Thanks to Bikurgurl for hosting #100WordWednesdays.
Credit:Felix Russel; Saw via UnSplash
Images, the vines, the flowers, the tribal tattoos, marking his body their presence is defining. A farmer’s son covered his body in tattoos, to lay claim to a canvas, a territory, beneath a sunless sky. But bruises so dark, red and vivid purple used to cover his limbs, his torso, his face, and even his hands. So when he chooses bright ink, a part of him heals and the bruises fade. With each work of art he becomes stronger and he returns home, sheltered by his images. He’s happy because his body is his own and no father can abuse or mother can deny; tattoos are his stories accompanying him gently as the wheat sways in the field.
Thanks to Bastet from MindLoveMisery’s Menagerie for hosting Saturday Mix. Today’s prompt is a story of the mysterygenre using A BROKEN VASE, THREE DAISIES, A KNIFE, A MUSSED UP RUG, and A SHOPPING BAG. Sorry, couldn’t quite get this down to 150 words today.
A woman lay on the floor holding a shopping bag from Lululemon. Nearby her was what the detective assumed was the murder weapon, a brokenvase which had held three Gerber daisies.
The detective was confused inspecting the victim. It appeared the vase had finally killed her, but he discovered, she also had two stab wounds —older wounds. Beneath the woman was a mussed up rug and her head still bled. The two stab wounds, however, never bled enough to stain the rug.
The detective discovered the woman’s husband in the den, his hands covered in blood. He didn’t even try to deny killing his wife saying he attempted three times to kill her; aknife stained in blood was found in the den.
The husband explained, his wife had been sleeping with the neighbours son who attended university.
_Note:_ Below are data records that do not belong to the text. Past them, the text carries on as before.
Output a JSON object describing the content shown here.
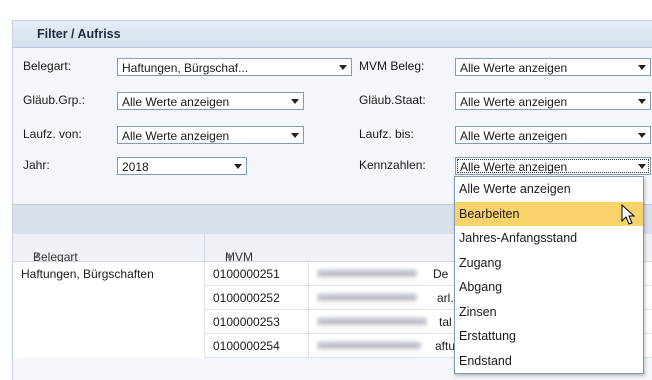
{
  "panel": {
    "title": "Filter / Aufriss"
  },
  "filters": {
    "belegart": {
      "label": "Belegart:",
      "value": "Haftungen, Bürgschaf..."
    },
    "mvm_beleg": {
      "label": "MVM Beleg:",
      "value": "Alle Werte anzeigen"
    },
    "glaeub_grp": {
      "label": "Gläub.Grp.:",
      "value": "Alle Werte anzeigen"
    },
    "glaeub_staat": {
      "label": "Gläub.Staat:",
      "value": "Alle Werte anzeigen"
    },
    "laufz_von": {
      "label": "Laufz. von:",
      "value": "Alle Werte anzeigen"
    },
    "laufz_bis": {
      "label": "Laufz. bis:",
      "value": "Alle Werte anzeigen"
    },
    "jahr": {
      "label": "Jahr:",
      "value": "2018"
    },
    "kennzahlen": {
      "label": "Kennzahlen:",
      "value": "Alle Werte anzeigen"
    }
  },
  "dropdown": {
    "options": [
      "Alle Werte anzeigen",
      "Bearbeiten",
      "Jahres-Anfangsstand",
      "Zugang",
      "Abgang",
      "Zinsen",
      "Erstattung",
      "Endstand"
    ],
    "highlighted": "Bearbeiten"
  },
  "table": {
    "columns": [
      "Belegart",
      "MVM Beleg"
    ],
    "sort_icon": "sort-asc-icon",
    "group_label": "Haftungen, Bürgschaften",
    "rows": [
      {
        "mvm_beleg": "0100000251",
        "partial": "De"
      },
      {
        "mvm_beleg": "0100000252",
        "partial": "arl."
      },
      {
        "mvm_beleg": "0100000253",
        "partial": "tal"
      },
      {
        "mvm_beleg": "0100000254",
        "partial": "aftu"
      }
    ]
  },
  "colors": {
    "highlight": "#fad26b",
    "header": "#d3e0ef",
    "border": "#7f9db9"
  }
}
Parker was a manager at a Lululemon store and sleeping with him, the bored housewife ensured herself a fifty-percent discount.
1. “It was dusk and the light had an ultra-violet quality to it, a final burst of pigmentation as night and day rushed at each other in a clash of colour prisms before darkness finally, inevitably won out.”
― Karen Swan, Christmas in the Snow
2. “The dance between darkness and light will always remain— the stars and the moon will always need the darkness to be seen, the darkness will just not be worth having without the moon and the stars.”
― C. JoyBell C.
3. “But if I’ve learned anything, it is that goodness prevails, not in the absence of reasons to despair, but in spite of them; if we wait for clean heroes and clear choices and evidence on our side to act, we will wait forever . . . [life] . . . teach[es] me that people who bring light into the world wrench it out of darkness, and contend openly with darkness all of their days; [… they] were flawed human beings, who wrestled with demons in themselves as in the world outside; [for] me, their goodness is more interesting, more genuinely inspiring because of that reality; [the] spiritual geniuses of the ages and of the everyday simply don’t let despair have the last word, nor do they close their eyes to its pictures or deny the enormity of it’s facts; [they] say, “Yes, and …,” and they wake up the next day, and the day after that, to live accordingly.”